Reports 2018/24

Immigrants and Norwegian-born to immigrant parents from Syria

This publication is in Norwegian only.

Open and read the publication in PDF (1.8 MB)

The following is a brief summary of the key features in the report.


The chapter describes immigrants and Norwegian-born to immigrant parents from Syria. In the Norwegian context, immigrants from Syria are a fairly new group of refugees, but they have had the highest growth in both 2016 and 2017. At the beginning of 2018, there were 27 400 immigrants and 2 500 Norwegian- born to immigrant parents with a background from Syria in Norway. These two groups together make up the seventh largest group in Norway. The gender distribution among Syrian immigrants is quite similar to that of most refugee groups, with men in the majority. Many young, single Syrian men fled to Norway. It is likely that future family reunification and family establishment will eventually correct the gender imbalance. Among the largest immigrant groups, Syrians have the shortest duration of residence. Nine out of ten have been resident for less than five years.

Eight out of ten Syrian immigrants arrived as refugees, while the remaining two out of ten came through family reunification with a refugee. Family immigration from Syria is still at a low level as most refugees are ‘newcomers’.

Syrians are relatively well dispersed throughout Norway, and are found in 399 of the country’s 422 municipalities. The largest number with an immigrant background from Syria live in Oslo, with a total of 2 600. These constitute 0.4 per cent of the population of the capital city. Only nine per cent of Syrians live in the capital.

A total of 42 per cent of the Syrians in Norway live in large households, consisting of five people or more. This is a high proportion compared to the entire population, where 15 per cent live in a large household. The proportion of Syrians living alone in households is lower than for the rest of the population, at 14 per cent. The corresponding proportion in the total population is 19 per cent. More than half of all men aged 20–29 with a background from Syria live alone, while the corresponding figure for their female counterparts is very low.


Among Syrian immigrants aged 16 years and over, the proportion without an upper secondary education is relatively high.

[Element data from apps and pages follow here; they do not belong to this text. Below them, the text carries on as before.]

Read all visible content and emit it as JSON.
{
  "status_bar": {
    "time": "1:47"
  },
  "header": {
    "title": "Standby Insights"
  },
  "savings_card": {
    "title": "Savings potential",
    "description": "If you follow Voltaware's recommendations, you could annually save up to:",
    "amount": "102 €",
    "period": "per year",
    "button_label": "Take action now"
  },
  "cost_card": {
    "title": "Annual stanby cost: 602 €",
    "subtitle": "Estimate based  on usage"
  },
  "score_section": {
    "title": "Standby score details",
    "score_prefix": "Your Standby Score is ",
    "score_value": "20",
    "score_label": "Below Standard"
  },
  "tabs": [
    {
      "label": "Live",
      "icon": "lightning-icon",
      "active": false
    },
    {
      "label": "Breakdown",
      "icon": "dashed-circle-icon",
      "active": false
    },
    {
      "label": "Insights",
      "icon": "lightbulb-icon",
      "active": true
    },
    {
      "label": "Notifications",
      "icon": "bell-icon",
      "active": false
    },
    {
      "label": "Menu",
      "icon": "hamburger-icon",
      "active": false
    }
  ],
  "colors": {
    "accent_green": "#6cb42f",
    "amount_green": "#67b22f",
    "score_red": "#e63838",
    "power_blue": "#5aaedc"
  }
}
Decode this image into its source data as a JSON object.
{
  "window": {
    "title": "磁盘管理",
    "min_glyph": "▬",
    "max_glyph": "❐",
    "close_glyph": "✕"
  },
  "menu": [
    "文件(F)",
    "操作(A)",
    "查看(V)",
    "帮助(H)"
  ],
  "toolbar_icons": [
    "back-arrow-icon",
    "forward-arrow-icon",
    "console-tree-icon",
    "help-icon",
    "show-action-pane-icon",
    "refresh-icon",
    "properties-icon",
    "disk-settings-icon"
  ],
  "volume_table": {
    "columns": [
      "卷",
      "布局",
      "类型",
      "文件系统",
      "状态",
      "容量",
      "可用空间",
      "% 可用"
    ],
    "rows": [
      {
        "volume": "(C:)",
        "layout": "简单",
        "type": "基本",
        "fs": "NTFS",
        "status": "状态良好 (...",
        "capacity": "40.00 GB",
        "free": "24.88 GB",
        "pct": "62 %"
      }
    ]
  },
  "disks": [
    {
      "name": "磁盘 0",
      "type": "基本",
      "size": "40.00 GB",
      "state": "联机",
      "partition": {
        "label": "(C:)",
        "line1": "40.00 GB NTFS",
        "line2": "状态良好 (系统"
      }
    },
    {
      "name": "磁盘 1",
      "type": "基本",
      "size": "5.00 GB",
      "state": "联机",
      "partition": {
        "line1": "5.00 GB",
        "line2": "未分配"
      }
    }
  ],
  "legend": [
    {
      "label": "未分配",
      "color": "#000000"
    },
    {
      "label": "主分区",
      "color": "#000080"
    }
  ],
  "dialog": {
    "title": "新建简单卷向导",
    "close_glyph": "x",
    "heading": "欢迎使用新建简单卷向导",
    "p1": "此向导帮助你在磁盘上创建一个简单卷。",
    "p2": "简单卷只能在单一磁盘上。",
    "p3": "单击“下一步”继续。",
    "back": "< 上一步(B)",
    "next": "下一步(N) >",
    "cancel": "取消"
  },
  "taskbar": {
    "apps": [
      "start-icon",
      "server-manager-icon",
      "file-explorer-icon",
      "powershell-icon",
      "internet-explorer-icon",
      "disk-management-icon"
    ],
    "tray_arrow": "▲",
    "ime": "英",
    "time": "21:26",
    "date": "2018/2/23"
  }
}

Sixty-seven per cent of those who arrived after 2012 (newcomers) do not have an upper secondary education. In addition, 2 per cent have no education.

The proportion of immigrants with an upper secondary education and tertiary vocational education is low. In total, 6 per cent of newcomers and 24 per cent of the Syrian immigrants that arrived before 2012 attained this level of education, compared with 40 per cent of the total population in Norway.

About 25 per cent of newcomers from Syria have a higher education: 21 per cent of women and 28 per cent of men. This is below the national average (33 per cent) for the whole population aged 16 years and over with a higher education.

Read more about the publication